_The task_
Only a number is expected: how many lines in the entries that follow contain the word "time"?

_Dataset records_

────────────────────────────────────────

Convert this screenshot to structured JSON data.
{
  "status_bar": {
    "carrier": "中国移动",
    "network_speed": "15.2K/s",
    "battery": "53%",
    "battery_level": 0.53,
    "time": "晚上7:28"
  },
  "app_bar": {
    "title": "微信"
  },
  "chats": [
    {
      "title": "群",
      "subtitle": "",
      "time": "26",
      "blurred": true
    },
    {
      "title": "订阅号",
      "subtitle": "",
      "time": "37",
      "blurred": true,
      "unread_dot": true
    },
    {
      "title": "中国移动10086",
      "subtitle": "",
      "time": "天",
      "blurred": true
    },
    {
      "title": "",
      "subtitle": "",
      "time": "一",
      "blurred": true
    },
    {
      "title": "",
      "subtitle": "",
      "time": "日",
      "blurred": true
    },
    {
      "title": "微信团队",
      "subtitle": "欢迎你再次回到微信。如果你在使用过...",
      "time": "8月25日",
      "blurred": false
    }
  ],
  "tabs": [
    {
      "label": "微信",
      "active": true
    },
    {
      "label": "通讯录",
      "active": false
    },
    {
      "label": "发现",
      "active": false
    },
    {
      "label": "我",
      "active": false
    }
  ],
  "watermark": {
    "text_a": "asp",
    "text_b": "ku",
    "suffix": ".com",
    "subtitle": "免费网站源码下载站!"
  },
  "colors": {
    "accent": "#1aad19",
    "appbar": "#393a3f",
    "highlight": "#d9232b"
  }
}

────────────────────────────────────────

_Task output_
7